BEGIN EXERCISE DATA

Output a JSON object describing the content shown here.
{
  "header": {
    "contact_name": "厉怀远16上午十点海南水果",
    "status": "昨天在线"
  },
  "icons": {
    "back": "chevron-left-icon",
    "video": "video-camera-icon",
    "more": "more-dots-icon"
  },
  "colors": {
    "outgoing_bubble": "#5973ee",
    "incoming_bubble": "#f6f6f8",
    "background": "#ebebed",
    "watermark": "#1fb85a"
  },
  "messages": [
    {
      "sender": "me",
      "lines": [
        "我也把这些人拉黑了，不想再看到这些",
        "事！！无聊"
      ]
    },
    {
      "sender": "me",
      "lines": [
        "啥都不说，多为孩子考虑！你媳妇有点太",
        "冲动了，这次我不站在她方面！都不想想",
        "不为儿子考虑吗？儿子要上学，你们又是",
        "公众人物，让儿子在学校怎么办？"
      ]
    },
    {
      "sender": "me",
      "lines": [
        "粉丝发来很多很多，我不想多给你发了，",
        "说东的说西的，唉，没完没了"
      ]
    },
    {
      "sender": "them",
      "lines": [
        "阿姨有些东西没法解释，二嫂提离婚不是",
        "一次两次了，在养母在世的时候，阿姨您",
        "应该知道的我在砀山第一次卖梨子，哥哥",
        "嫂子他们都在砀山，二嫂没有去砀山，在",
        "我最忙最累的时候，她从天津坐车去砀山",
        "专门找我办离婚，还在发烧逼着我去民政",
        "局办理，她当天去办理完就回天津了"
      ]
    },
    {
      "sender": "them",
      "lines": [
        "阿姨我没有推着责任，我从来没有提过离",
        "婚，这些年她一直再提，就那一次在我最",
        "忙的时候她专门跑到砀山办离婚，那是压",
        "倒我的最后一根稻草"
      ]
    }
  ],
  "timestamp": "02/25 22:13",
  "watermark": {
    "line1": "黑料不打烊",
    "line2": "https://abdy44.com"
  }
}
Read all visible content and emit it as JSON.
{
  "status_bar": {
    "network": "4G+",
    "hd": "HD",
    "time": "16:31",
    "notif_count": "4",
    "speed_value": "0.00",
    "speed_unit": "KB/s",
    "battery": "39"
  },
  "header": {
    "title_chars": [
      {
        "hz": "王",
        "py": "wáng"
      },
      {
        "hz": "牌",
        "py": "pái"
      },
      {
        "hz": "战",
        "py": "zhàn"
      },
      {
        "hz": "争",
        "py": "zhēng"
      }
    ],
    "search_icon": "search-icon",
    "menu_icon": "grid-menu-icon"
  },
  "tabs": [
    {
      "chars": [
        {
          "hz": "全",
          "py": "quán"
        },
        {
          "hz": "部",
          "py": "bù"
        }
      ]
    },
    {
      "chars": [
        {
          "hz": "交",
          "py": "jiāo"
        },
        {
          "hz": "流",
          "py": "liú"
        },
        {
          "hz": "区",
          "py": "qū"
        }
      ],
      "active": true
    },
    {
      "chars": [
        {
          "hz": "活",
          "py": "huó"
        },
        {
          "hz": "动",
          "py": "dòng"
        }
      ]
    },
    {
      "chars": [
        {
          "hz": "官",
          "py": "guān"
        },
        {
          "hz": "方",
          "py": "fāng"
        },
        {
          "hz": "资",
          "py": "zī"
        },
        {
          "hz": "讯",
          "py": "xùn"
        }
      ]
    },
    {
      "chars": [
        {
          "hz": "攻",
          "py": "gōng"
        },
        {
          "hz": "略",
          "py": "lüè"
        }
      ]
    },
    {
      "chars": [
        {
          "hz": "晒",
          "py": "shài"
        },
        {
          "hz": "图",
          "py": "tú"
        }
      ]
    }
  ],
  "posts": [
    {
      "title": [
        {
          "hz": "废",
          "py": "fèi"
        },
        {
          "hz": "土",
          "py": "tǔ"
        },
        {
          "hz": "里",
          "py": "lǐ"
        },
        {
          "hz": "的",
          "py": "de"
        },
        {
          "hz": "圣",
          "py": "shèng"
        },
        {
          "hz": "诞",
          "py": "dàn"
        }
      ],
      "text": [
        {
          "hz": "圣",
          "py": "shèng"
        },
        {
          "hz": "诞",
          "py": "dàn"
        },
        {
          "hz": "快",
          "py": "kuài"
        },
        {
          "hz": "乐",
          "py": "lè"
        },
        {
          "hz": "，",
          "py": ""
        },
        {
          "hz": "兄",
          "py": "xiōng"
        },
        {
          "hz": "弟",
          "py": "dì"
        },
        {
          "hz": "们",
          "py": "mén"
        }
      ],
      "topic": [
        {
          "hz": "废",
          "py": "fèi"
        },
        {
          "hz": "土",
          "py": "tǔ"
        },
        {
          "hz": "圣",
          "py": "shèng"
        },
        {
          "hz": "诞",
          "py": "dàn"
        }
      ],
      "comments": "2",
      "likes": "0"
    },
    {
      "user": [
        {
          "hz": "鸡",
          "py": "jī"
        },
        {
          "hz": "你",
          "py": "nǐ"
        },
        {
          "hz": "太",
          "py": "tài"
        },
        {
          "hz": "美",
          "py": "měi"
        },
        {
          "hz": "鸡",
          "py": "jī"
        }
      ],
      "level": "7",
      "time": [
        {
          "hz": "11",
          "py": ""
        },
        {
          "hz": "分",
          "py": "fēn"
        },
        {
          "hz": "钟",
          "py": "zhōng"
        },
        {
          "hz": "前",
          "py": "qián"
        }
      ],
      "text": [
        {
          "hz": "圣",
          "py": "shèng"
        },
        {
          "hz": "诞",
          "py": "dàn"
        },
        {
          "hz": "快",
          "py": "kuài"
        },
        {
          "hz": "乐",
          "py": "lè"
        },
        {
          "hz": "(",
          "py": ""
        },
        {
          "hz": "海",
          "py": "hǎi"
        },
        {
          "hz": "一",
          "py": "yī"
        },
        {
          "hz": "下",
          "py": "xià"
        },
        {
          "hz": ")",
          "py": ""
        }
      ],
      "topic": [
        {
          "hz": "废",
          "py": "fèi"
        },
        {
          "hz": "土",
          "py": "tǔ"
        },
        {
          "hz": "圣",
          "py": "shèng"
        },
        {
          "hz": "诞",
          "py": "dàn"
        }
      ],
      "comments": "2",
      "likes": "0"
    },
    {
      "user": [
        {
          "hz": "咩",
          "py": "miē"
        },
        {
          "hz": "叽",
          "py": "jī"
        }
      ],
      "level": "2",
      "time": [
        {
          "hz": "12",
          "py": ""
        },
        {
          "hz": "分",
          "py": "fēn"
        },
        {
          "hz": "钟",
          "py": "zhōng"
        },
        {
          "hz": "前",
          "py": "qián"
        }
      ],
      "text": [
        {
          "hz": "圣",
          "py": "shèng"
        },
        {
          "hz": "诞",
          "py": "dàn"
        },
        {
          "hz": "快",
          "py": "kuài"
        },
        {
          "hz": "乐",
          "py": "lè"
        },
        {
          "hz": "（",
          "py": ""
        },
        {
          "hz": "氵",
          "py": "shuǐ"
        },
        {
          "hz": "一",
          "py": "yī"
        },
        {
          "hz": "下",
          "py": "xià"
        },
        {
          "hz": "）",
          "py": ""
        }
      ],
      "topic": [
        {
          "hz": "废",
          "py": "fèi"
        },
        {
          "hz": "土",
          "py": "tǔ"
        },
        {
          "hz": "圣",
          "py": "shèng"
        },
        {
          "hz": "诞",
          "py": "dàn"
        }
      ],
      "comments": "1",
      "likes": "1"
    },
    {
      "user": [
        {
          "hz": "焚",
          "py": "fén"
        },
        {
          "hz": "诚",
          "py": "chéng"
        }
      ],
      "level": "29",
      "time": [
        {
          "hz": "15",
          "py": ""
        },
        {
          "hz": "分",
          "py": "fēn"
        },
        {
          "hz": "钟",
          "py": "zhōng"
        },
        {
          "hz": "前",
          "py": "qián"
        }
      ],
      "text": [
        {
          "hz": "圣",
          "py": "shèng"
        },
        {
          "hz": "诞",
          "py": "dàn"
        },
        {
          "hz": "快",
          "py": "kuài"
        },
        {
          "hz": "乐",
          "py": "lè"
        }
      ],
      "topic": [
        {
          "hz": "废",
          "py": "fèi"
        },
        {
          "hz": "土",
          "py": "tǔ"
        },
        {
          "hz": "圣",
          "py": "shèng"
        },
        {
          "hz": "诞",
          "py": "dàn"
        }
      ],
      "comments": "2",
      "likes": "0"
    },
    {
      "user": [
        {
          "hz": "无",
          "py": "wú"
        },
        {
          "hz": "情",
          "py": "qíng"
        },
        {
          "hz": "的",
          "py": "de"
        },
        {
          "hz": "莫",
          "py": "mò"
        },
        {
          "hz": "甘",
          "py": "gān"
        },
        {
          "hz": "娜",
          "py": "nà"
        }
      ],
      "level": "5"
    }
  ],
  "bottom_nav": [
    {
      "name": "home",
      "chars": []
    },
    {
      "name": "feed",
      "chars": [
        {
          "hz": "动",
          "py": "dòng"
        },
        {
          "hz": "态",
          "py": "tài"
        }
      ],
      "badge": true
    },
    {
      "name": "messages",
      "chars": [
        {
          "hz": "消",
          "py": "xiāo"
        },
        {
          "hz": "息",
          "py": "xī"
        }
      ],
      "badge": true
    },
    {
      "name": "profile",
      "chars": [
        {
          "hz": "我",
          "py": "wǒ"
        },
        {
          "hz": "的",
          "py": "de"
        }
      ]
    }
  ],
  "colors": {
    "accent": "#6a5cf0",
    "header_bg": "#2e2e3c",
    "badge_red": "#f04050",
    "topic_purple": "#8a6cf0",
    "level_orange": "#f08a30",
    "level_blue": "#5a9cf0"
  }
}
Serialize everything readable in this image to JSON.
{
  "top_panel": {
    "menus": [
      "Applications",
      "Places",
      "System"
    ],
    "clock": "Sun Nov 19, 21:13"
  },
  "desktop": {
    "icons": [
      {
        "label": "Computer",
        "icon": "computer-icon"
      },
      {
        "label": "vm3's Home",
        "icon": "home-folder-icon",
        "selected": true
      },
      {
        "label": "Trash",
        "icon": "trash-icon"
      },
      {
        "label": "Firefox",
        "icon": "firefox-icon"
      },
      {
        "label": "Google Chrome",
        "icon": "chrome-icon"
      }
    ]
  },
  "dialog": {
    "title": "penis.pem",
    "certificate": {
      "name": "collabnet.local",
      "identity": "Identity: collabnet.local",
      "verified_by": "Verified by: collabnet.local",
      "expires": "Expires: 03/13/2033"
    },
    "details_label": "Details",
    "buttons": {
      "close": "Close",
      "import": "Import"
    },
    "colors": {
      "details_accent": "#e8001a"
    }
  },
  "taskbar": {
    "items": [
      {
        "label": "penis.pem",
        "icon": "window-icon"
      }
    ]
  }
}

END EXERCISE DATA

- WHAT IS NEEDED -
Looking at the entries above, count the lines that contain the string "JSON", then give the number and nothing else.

- TASK RESULT -
3